##### Supplied records

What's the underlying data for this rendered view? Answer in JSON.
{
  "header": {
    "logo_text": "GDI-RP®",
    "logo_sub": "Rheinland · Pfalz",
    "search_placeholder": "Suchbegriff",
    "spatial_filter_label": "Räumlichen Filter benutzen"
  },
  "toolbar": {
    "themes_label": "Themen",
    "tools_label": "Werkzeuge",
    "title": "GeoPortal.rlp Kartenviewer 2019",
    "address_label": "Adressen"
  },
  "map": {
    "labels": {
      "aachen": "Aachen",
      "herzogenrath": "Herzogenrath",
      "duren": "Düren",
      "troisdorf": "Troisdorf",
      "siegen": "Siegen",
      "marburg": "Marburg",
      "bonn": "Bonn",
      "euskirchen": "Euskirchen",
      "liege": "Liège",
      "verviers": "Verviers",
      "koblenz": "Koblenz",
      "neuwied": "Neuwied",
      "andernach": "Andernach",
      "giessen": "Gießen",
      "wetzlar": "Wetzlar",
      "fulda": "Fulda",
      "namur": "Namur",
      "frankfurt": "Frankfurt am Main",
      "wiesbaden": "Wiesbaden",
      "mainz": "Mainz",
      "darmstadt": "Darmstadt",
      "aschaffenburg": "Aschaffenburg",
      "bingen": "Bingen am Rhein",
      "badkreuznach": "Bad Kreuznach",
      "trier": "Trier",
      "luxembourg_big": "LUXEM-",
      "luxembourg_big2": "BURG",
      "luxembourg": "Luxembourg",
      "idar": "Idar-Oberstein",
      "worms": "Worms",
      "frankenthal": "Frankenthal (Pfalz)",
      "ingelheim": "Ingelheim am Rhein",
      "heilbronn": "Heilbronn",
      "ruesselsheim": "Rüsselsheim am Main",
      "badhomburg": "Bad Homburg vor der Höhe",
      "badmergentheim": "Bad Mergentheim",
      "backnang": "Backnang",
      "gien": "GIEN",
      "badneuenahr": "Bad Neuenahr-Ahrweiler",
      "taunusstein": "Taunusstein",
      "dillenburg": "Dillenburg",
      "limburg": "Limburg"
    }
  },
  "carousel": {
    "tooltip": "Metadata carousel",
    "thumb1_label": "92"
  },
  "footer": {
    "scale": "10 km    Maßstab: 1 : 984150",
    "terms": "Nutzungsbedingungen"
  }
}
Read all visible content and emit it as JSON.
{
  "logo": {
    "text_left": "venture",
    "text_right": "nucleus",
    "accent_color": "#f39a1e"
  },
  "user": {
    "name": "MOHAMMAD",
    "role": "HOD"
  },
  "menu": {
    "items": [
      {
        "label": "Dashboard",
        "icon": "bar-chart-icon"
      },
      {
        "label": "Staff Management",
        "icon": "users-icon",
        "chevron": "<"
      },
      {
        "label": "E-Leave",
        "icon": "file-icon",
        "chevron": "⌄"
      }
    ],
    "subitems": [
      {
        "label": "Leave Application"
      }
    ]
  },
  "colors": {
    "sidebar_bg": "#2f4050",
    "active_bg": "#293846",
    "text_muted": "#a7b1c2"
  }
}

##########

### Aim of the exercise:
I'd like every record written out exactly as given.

### Exercise solution:
What's the underlying data for this rendered view? Answer in JSON.
{
  "header": {
    "logo_text": "GDI-RP®",
    "logo_sub": "Rheinland · Pfalz",
    "search_placeholder": "Suchbegriff",
    "spatial_filter_label": "Räumlichen Filter benutzen"
  },
  "toolbar": {
    "themes_label": "Themen",
    "tools_label": "Werkzeuge",
    "title": "GeoPortal.rlp Kartenviewer 2019",
    "address_label": "Adressen"
  },
  "map": {
    "labels": {
      "aachen": "Aachen",
      "herzogenrath": "Herzogenrath",
      "duren": "Düren",
      "troisdorf": "Troisdorf",
      "siegen": "Siegen",
      "marburg": "Marburg",
      "bonn": "Bonn",
      "euskirchen": "Euskirchen",
      "liege": "Liège",
      "verviers": "Verviers",
      "koblenz": "Koblenz",
      "neuwied": "Neuwied",
      "andernach": "Andernach",
      "giessen": "Gießen",
      "wetzlar": "Wetzlar",
      "fulda": "Fulda",
      "namur": "Namur",
      "frankfurt": "Frankfurt am Main",
      "wiesbaden": "Wiesbaden",
      "mainz": "Mainz",
      "darmstadt": "Darmstadt",
      "aschaffenburg": "Aschaffenburg",
      "bingen": "Bingen am Rhein",
      "badkreuznach": "Bad Kreuznach",
      "trier": "Trier",
      "luxembourg_big": "LUXEM-",
      "luxembourg_big2": "BURG",
      "luxembourg": "Luxembourg",
      "idar": "Idar-Oberstein",
      "worms": "Worms",
      "frankenthal": "Frankenthal (Pfalz)",
      "ingelheim": "Ingelheim am Rhein",
      "heilbronn": "Heilbronn",
      "ruesselsheim": "Rüsselsheim am Main",
      "badhomburg": "Bad Homburg vor der Höhe",
      "badmergentheim": "Bad Mergentheim",
      "backnang": "Backnang",
      "gien": "GIEN",
      "badneuenahr": "Bad Neuenahr-Ahrweiler",
      "taunusstein": "Taunusstein",
      "dillenburg": "Dillenburg",
      "limburg": "Limburg"
    }
  },
  "carousel": {
    "tooltip": "Metadata carousel",
    "thumb1_label": "92"
  },
  "footer": {
    "scale": "10 km    Maßstab: 1 : 984150",
    "terms": "Nutzungsbedingungen"
  }
}
Read all visible content and emit it as JSON.
{
  "logo": {
    "text_left": "venture",
    "text_right": "nucleus",
    "accent_color": "#f39a1e"
  },
  "user": {
    "name": "MOHAMMAD",
    "role": "HOD"
  },
  "menu": {
    "items": [
      {
        "label": "Dashboard",
        "icon": "bar-chart-icon"
      },
      {
        "label": "Staff Management",
        "icon": "users-icon",
        "chevron": "<"
      },
      {
        "label": "E-Leave",
        "icon": "file-icon",
        "chevron": "⌄"
      }
    ],
    "subitems": [
      {
        "label": "Leave Application"
      }
    ]
  },
  "colors": {
    "sidebar_bg": "#2f4050",
    "active_bg": "#293846",
    "text_muted": "#a7b1c2"
  }
}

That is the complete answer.